A master's thesis at the College of Engineering, University of Basra, discussing the intelligent processing of traffic signals on Basra city roads

A master’s thesis by the student Israa Kazem Hajim from the University of Basra, College of Engineering, Department of Electrical Engineering, entitled Intelligent Processing of Traffic Signals for Basra City Roads, was discussed. It included In cities with expanding populations, traffic congestion is a major problem that contributes to social and health problems, delays, environmental contamination, and accidents. Basrah, a significant city in Iraq, faces this challenge due to its rapid growth and increased automobile usage. By understanding the root causes and implications of traffic jams, city planners, policymakers, and residents can work together to implement solutions for a more efficient, sustainable, and enjoyable urban transportation experience, enhancing the quality of life for residents and visitors. In the first part, this thesis addresses traffic congestion and its impact on increased waiting time, emissions, and fuel consumption. Since this sensitive kind of local geographic data was not easily accessible, we generated all the data considered in our experiments using a microsimulation called SUMO (Simulation of Urban Mobility) with an open road map. Specifically, we show how SUMO could be applied to create realistic scenarios that are appropriate for analysis and closely mimic real-world conditions. We created two scenarios for the specified area (AL TijareStreet and its intersections), the first scenario: was typical traffic conditions, and the second scenario presented traffic congestion, and compared the simulation results, where the percentages of increase in waiting time, emissions, and fuel consumption were (268.67%, 22.05%, and 21.68%, respectively).

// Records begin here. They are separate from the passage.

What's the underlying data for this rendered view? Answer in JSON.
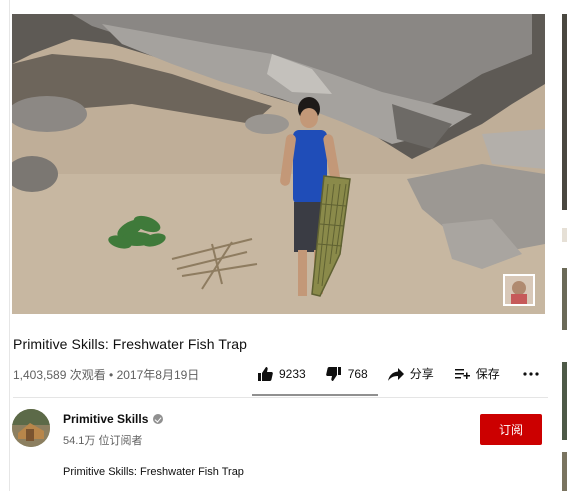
{
  "video": {
    "title": "Primitive Skills: Freshwater Fish Trap",
    "views_date": "1,403,589 次观看 • 2017年8月19日"
  },
  "actions": {
    "like_count": "9233",
    "dislike_count": "768",
    "share_label": "分享",
    "save_label": "保存",
    "like_ratio": 0.923
  },
  "channel": {
    "name": "Primitive Skills",
    "subscribers": "54.1万 位订阅者",
    "subscribe_label": "订阅"
  },
  "description": {
    "text": "Primitive Skills: Freshwater Fish Trap"
  },
  "icons": [
    "thumbs-up-icon",
    "thumbs-down-icon",
    "share-icon",
    "add-to-playlist-icon",
    "more-icon",
    "verified-icon"
  ],
  "colors": {
    "subscribe": "#cc0000",
    "secondary_text": "#606060"
  }
}
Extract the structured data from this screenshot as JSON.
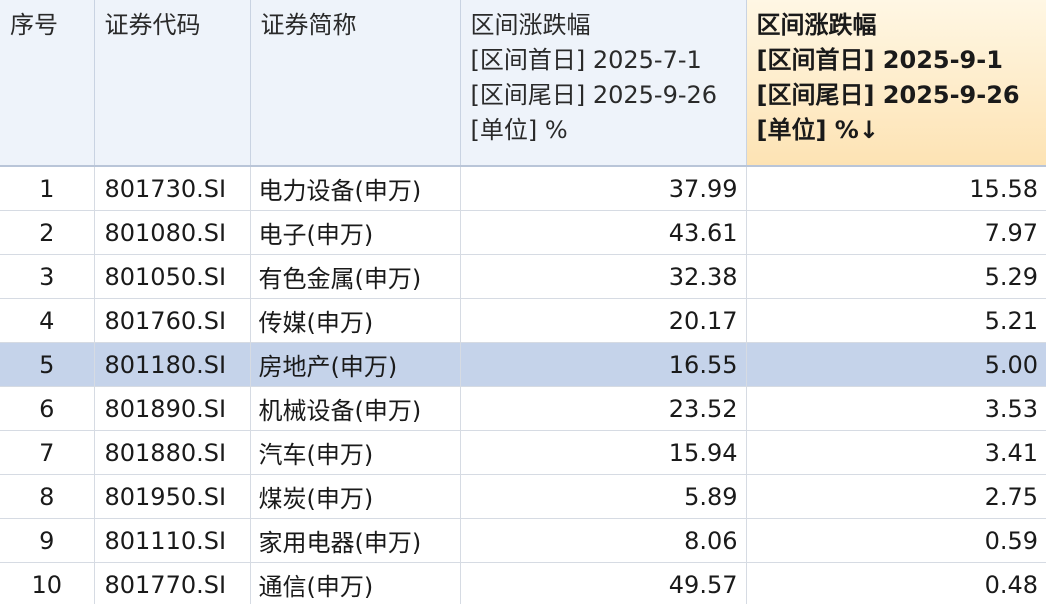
{
  "header": {
    "seq": "序号",
    "code": "证券代码",
    "name": "证券简称",
    "ret1": {
      "title": "区间涨跌幅",
      "start": "[区间首日] 2025-7-1",
      "end": "[区间尾日] 2025-9-26",
      "unit": "[单位] %"
    },
    "ret2": {
      "title": "区间涨跌幅",
      "start": "[区间首日] 2025-9-1",
      "end": "[区间尾日] 2025-9-26",
      "unit": "[单位] %",
      "sort_arrow": "↓"
    }
  },
  "selected_row": 4,
  "colors": {
    "header_bg": "#eef3fa",
    "sorted_header_bg": "#fde3b4",
    "selected_row_bg": "#c5d3ea",
    "grid_line": "#d6dbe3"
  },
  "rows": [
    {
      "seq": "1",
      "code": "801730.SI",
      "name": "电力设备(申万)",
      "ret1": "37.99",
      "ret2": "15.58"
    },
    {
      "seq": "2",
      "code": "801080.SI",
      "name": "电子(申万)",
      "ret1": "43.61",
      "ret2": "7.97"
    },
    {
      "seq": "3",
      "code": "801050.SI",
      "name": "有色金属(申万)",
      "ret1": "32.38",
      "ret2": "5.29"
    },
    {
      "seq": "4",
      "code": "801760.SI",
      "name": "传媒(申万)",
      "ret1": "20.17",
      "ret2": "5.21"
    },
    {
      "seq": "5",
      "code": "801180.SI",
      "name": "房地产(申万)",
      "ret1": "16.55",
      "ret2": "5.00"
    },
    {
      "seq": "6",
      "code": "801890.SI",
      "name": "机械设备(申万)",
      "ret1": "23.52",
      "ret2": "3.53"
    },
    {
      "seq": "7",
      "code": "801880.SI",
      "name": "汽车(申万)",
      "ret1": "15.94",
      "ret2": "3.41"
    },
    {
      "seq": "8",
      "code": "801950.SI",
      "name": "煤炭(申万)",
      "ret1": "5.89",
      "ret2": "2.75"
    },
    {
      "seq": "9",
      "code": "801110.SI",
      "name": "家用电器(申万)",
      "ret1": "8.06",
      "ret2": "0.59"
    },
    {
      "seq": "10",
      "code": "801770.SI",
      "name": "通信(申万)",
      "ret1": "49.57",
      "ret2": "0.48"
    }
  ]
}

The results of the first part of the thesis demonstrated the inefficiency of traditional traffic signal systems in reducing traffic and addressing environmental issues, especially fuel consumption and carbon dioxide emissions, the second part of the application of genetic algorithms (GAs) to traffic light controls to create intelligent tools is examined in this thesis. The GA strategy seeks to lower fuel consumption, CO2 emissions, and waiting times in transportation networks. It is carried out through SUMO simulations in a virtual environment. The genetic algorithm (GA) employed in this work uses a binary encoding technique to represent signal timing configurations and includes a fitness function to evaluate the fuel consumption of the network. By continuously evolving a population of signal-timing solutions over a few generations, the optimal traffic signal-timing scheme is discovered. When compared to default signal timing plans, the GA approach is very effective in reducing waiting times, CO2 emissions, and fuel consumption. Experimental results show that improving waiting time has the greatest impact in reducing waiting times and improving system performance (waiting time reduced by approximately 89.63%, CO2 emissions reduced by approximately 29.37%, fuel consumption: approximately 29.18% lower)
Using smart traffic lights with the aid of optimization algorithms, there is an improvement in the timing of traffic lights, which creates an efficient and environmentally friendly transportation system.